# PROVIDED MATERIAL
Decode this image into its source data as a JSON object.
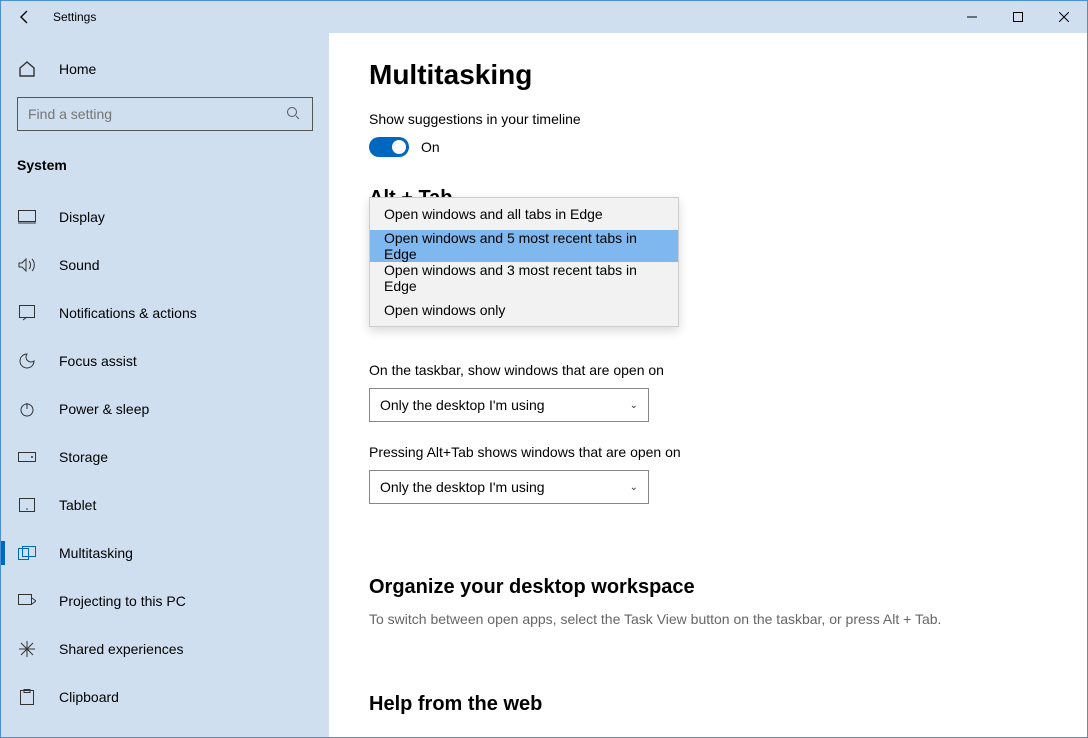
{
  "titlebar": {
    "title": "Settings"
  },
  "sidebar": {
    "home": "Home",
    "search_placeholder": "Find a setting",
    "header": "System",
    "items": [
      {
        "label": "Display"
      },
      {
        "label": "Sound"
      },
      {
        "label": "Notifications & actions"
      },
      {
        "label": "Focus assist"
      },
      {
        "label": "Power & sleep"
      },
      {
        "label": "Storage"
      },
      {
        "label": "Tablet"
      },
      {
        "label": "Multitasking"
      },
      {
        "label": "Projecting to this PC"
      },
      {
        "label": "Shared experiences"
      },
      {
        "label": "Clipboard"
      }
    ]
  },
  "page": {
    "title": "Multitasking",
    "timeline_label": "Show suggestions in your timeline",
    "timeline_state": "On",
    "alttab_heading": "Alt + Tab",
    "alttab_options": [
      "Open windows and all tabs in Edge",
      "Open windows and 5 most recent tabs in Edge",
      "Open windows and 3 most recent tabs in Edge",
      "Open windows only"
    ],
    "taskbar_label": "On the taskbar, show windows that are open on",
    "taskbar_value": "Only the desktop I'm using",
    "alttab2_label": "Pressing Alt+Tab shows windows that are open on",
    "alttab2_value": "Only the desktop I'm using",
    "organize_heading": "Organize your desktop workspace",
    "organize_hint": "To switch between open apps, select the Task View button on the taskbar, or press Alt + Tab.",
    "help_heading": "Help from the web"
  }
}
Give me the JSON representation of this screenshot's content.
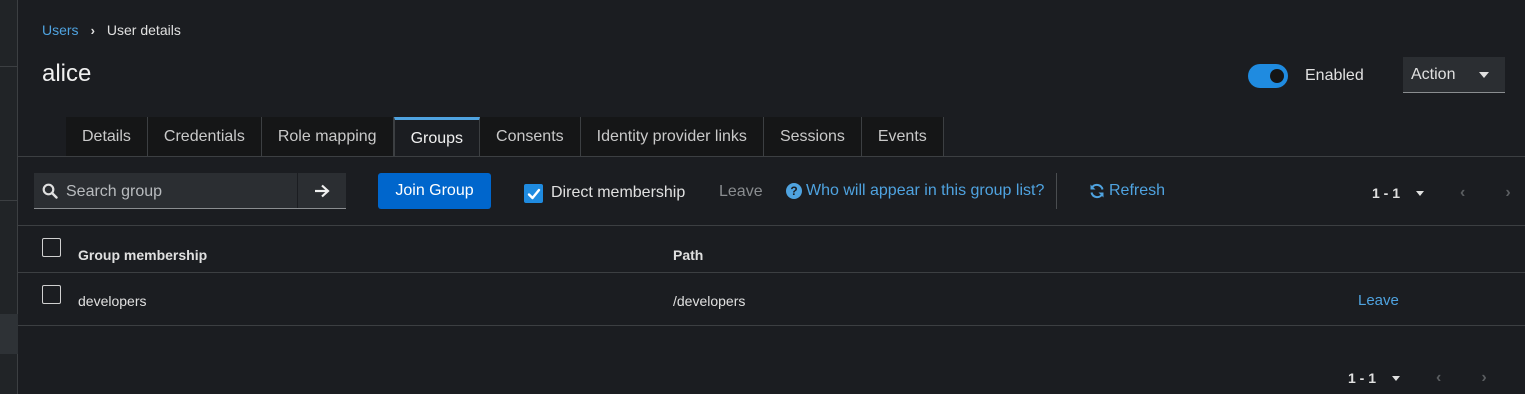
{
  "breadcrumb": {
    "parent": "Users",
    "current": "User details"
  },
  "page": {
    "title": "alice"
  },
  "status": {
    "enabled_label": "Enabled",
    "enabled": true
  },
  "action": {
    "label": "Action"
  },
  "tabs": [
    {
      "label": "Details"
    },
    {
      "label": "Credentials"
    },
    {
      "label": "Role mapping"
    },
    {
      "label": "Groups",
      "active": true
    },
    {
      "label": "Consents"
    },
    {
      "label": "Identity provider links"
    },
    {
      "label": "Sessions"
    },
    {
      "label": "Events"
    }
  ],
  "toolbar": {
    "search_placeholder": "Search group",
    "join_label": "Join Group",
    "direct_membership_label": "Direct membership",
    "direct_membership_checked": true,
    "leave_label": "Leave",
    "help_label": "Who will appear in this group list?",
    "refresh_label": "Refresh",
    "pagination": "1 - 1"
  },
  "table": {
    "headers": {
      "group": "Group membership",
      "path": "Path"
    },
    "rows": [
      {
        "group": "developers",
        "path": "/developers",
        "action": "Leave"
      }
    ]
  },
  "footer": {
    "pagination": "1 - 1"
  },
  "icons": {
    "breadcrumb_separator": "chevron-right-icon",
    "search": "search-icon",
    "go": "arrow-right-icon",
    "help": "question-circle-icon",
    "refresh": "sync-icon"
  },
  "colors": {
    "accent": "#4fa3e0",
    "primary_button": "#0066cc",
    "toggle_on": "#1f8be0",
    "background": "#1b1d21"
  }
}
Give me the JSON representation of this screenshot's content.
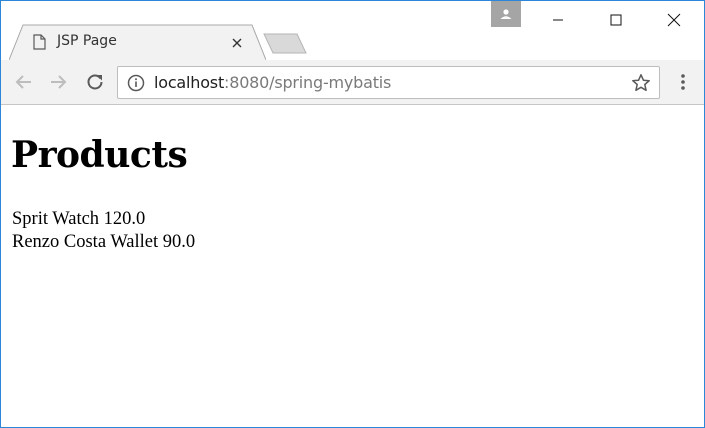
{
  "browser": {
    "tab": {
      "title": "JSP Page"
    },
    "address_bar": {
      "host": "localhost",
      "rest": ":8080/spring-mybatis"
    },
    "icons": {
      "tab_doc": "document-icon",
      "tab_close": "close-icon",
      "profile": "person-icon",
      "minimize": "minimize-icon",
      "maximize": "maximize-icon",
      "close": "close-icon",
      "back": "arrow-left-icon",
      "forward": "arrow-right-icon",
      "reload": "reload-icon",
      "info": "info-icon",
      "bookmark": "star-icon",
      "menu": "kebab-menu-icon"
    }
  },
  "page": {
    "heading": "Products",
    "products": [
      {
        "line": "Sprit Watch 120.0"
      },
      {
        "line": "Renzo Costa Wallet 90.0"
      }
    ]
  }
}
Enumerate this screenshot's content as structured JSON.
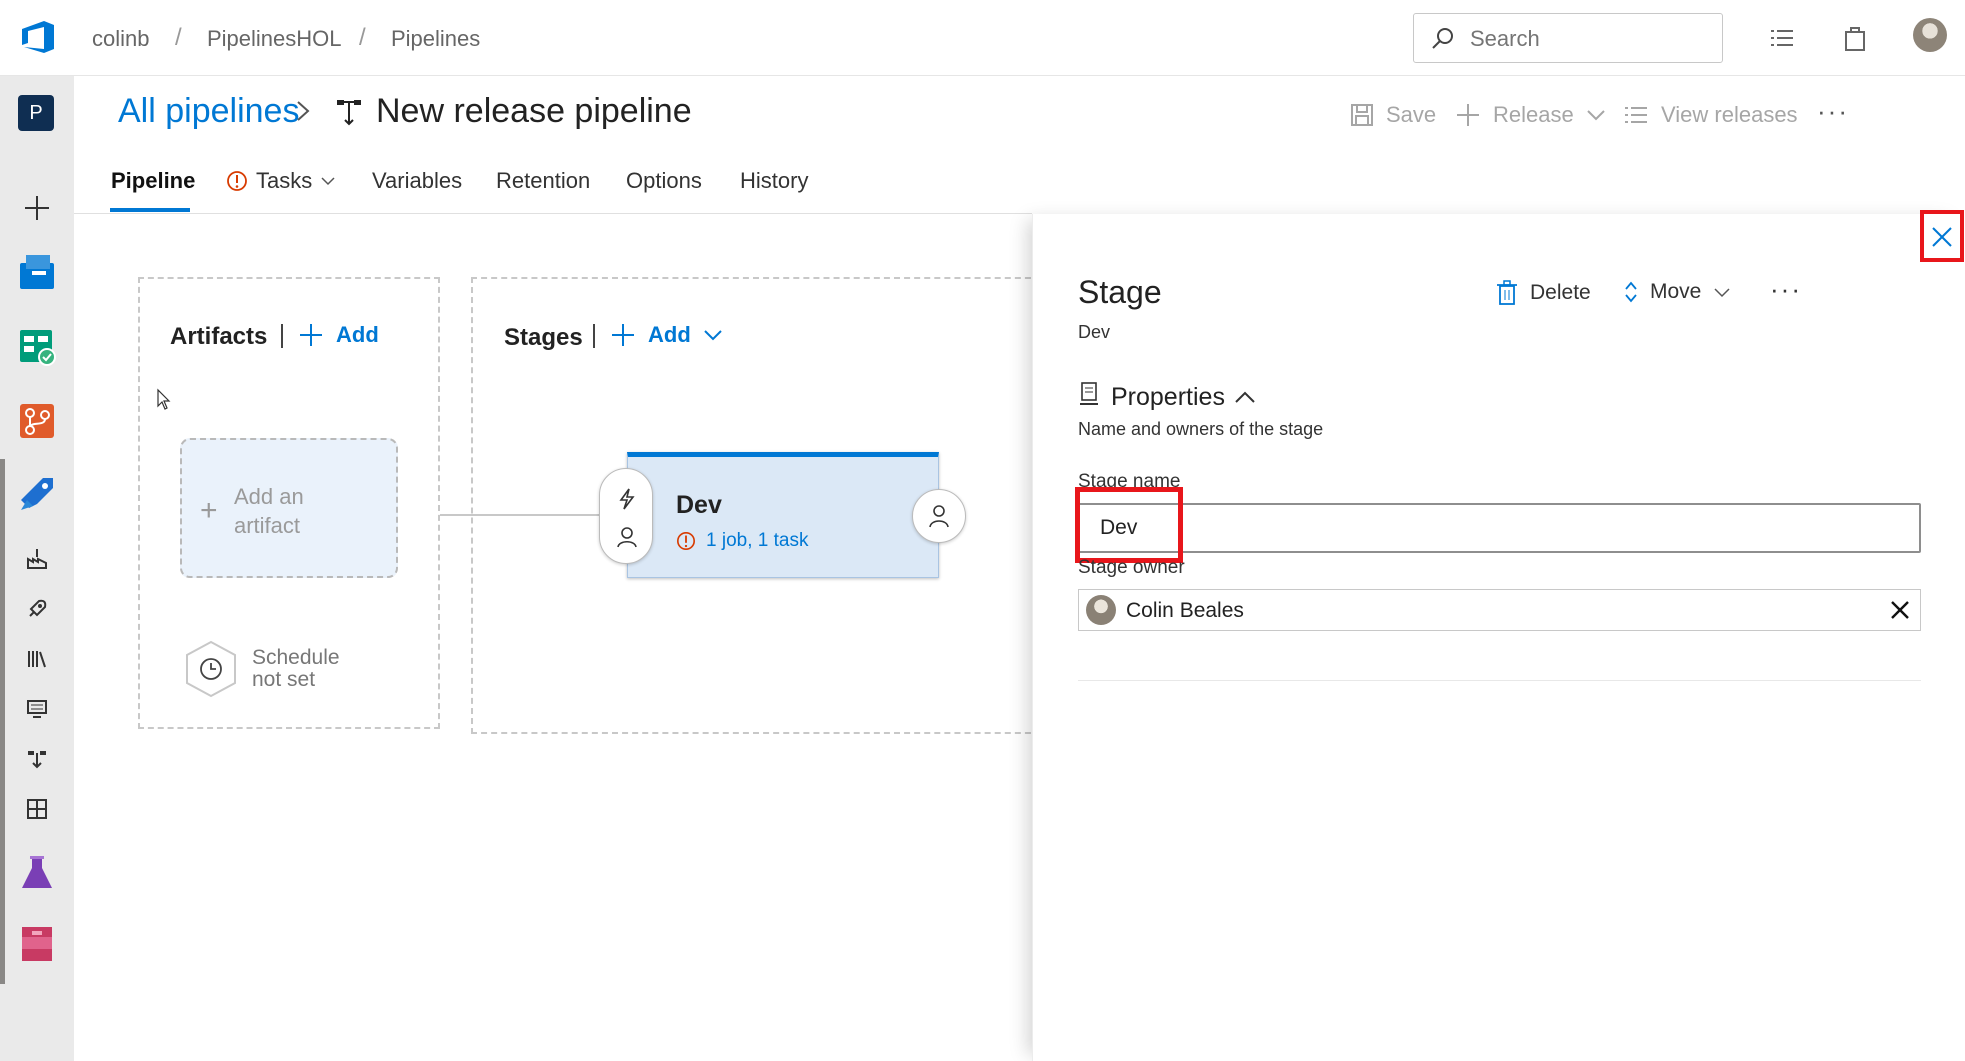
{
  "header": {
    "breadcrumbs": [
      "colinb",
      "PipelinesHOL",
      "Pipelines"
    ],
    "breadcrumb_separator": "/",
    "search_placeholder": "Search",
    "icons": [
      "azure-devops-logo",
      "work-items-list-icon",
      "marketplace-bag-icon",
      "user-avatar"
    ]
  },
  "leftnav": {
    "project_initial": "P",
    "items": [
      "new-item-plus",
      "overview",
      "boards",
      "repos",
      "pipelines",
      "builds",
      "releases",
      "library",
      "task-groups",
      "deployment-groups",
      "test-plans",
      "artifacts"
    ]
  },
  "page": {
    "parent_link": "All pipelines",
    "title": "New release pipeline",
    "commands": {
      "save": "Save",
      "release": "Release",
      "view_releases": "View releases",
      "more": "···"
    }
  },
  "tabs": [
    {
      "label": "Pipeline",
      "active": true
    },
    {
      "label": "Tasks",
      "has_warning": true,
      "has_dropdown": true
    },
    {
      "label": "Variables"
    },
    {
      "label": "Retention"
    },
    {
      "label": "Options"
    },
    {
      "label": "History"
    }
  ],
  "canvas": {
    "artifacts_title": "Artifacts",
    "artifacts_add": "Add",
    "add_artifact_label": "Add an artifact",
    "schedule_line1": "Schedule",
    "schedule_line2": "not set",
    "stages_title": "Stages",
    "stages_add": "Add",
    "stage": {
      "name": "Dev",
      "summary": "1 job, 1 task"
    }
  },
  "panel": {
    "title": "Stage",
    "subtitle": "Dev",
    "delete_label": "Delete",
    "move_label": "Move",
    "more": "···",
    "section_title": "Properties",
    "section_desc": "Name and owners of the stage",
    "stage_name_label": "Stage name",
    "stage_name_value": "Dev",
    "stage_owner_label": "Stage owner",
    "stage_owner_value": "Colin Beales"
  },
  "colors": {
    "accent": "#0078d4",
    "highlight": "#e8161b",
    "warning": "#d83b01"
  }
}
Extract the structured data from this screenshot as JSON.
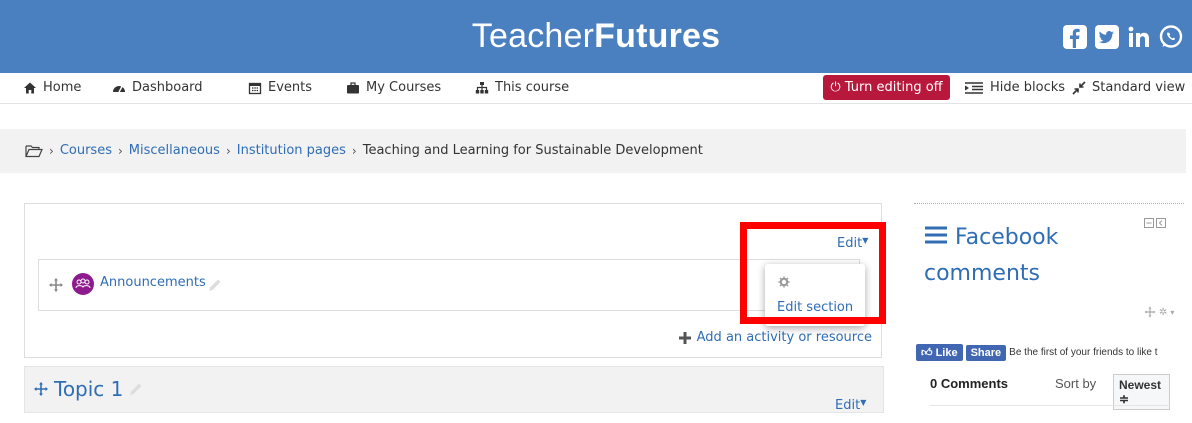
{
  "header": {
    "brand_thin": "Teacher",
    "brand_bold": "Futures",
    "social_icons": [
      "facebook-icon",
      "twitter-icon",
      "linkedin-icon",
      "whatsapp-icon"
    ]
  },
  "nav": {
    "home": "Home",
    "dashboard": "Dashboard",
    "events": "Events",
    "my_courses": "My Courses",
    "this_course": "This course",
    "turn_editing_off": "Turn editing off",
    "hide_blocks": "Hide blocks",
    "standard_view": "Standard view"
  },
  "breadcrumb": {
    "items": [
      "Courses",
      "Miscellaneous",
      "Institution pages",
      "Teaching and Learning for Sustainable Development"
    ]
  },
  "section0": {
    "edit_label": "Edit",
    "activity_name": "Announcements",
    "add_activity": "Add an activity or resource",
    "popup_edit_section": "Edit section"
  },
  "topic1": {
    "title": "Topic 1",
    "edit_label": "Edit"
  },
  "block": {
    "title": "Facebook comments",
    "like": "Like",
    "share": "Share",
    "like_text": "Be the first of your friends to like t",
    "comments_count": "0 Comments",
    "sort_by": "Sort by",
    "sort_value": "Newest ≑"
  },
  "colors": {
    "header_bg": "#4a7fc0",
    "link": "#2f6db5",
    "edit_off_bg": "#b8183c",
    "highlight": "#ff0000"
  }
}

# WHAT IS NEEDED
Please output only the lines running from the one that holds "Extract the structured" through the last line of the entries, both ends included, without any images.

# RESULT OF THIS TASK
Extract the structured data from this screenshot as JSON.
{
  "header": {
    "brand_thin": "Teacher",
    "brand_bold": "Futures",
    "social_icons": [
      "facebook-icon",
      "twitter-icon",
      "linkedin-icon",
      "whatsapp-icon"
    ]
  },
  "nav": {
    "home": "Home",
    "dashboard": "Dashboard",
    "events": "Events",
    "my_courses": "My Courses",
    "this_course": "This course",
    "turn_editing_off": "Turn editing off",
    "hide_blocks": "Hide blocks",
    "standard_view": "Standard view"
  },
  "breadcrumb": {
    "items": [
      "Courses",
      "Miscellaneous",
      "Institution pages",
      "Teaching and Learning for Sustainable Development"
    ]
  },
  "section0": {
    "edit_label": "Edit",
    "activity_name": "Announcements",
    "add_activity": "Add an activity or resource",
    "popup_edit_section": "Edit section"
  },
  "topic1": {
    "title": "Topic 1",
    "edit_label": "Edit"
  },
  "block": {
    "title": "Facebook comments",
    "like": "Like",
    "share": "Share",
    "like_text": "Be the first of your friends to like t",
    "comments_count": "0 Comments",
    "sort_by": "Sort by",
    "sort_value": "Newest ≑"
  },
  "colors": {
    "header_bg": "#4a7fc0",
    "link": "#2f6db5",
    "edit_off_bg": "#b8183c",
    "highlight": "#ff0000"
  }
}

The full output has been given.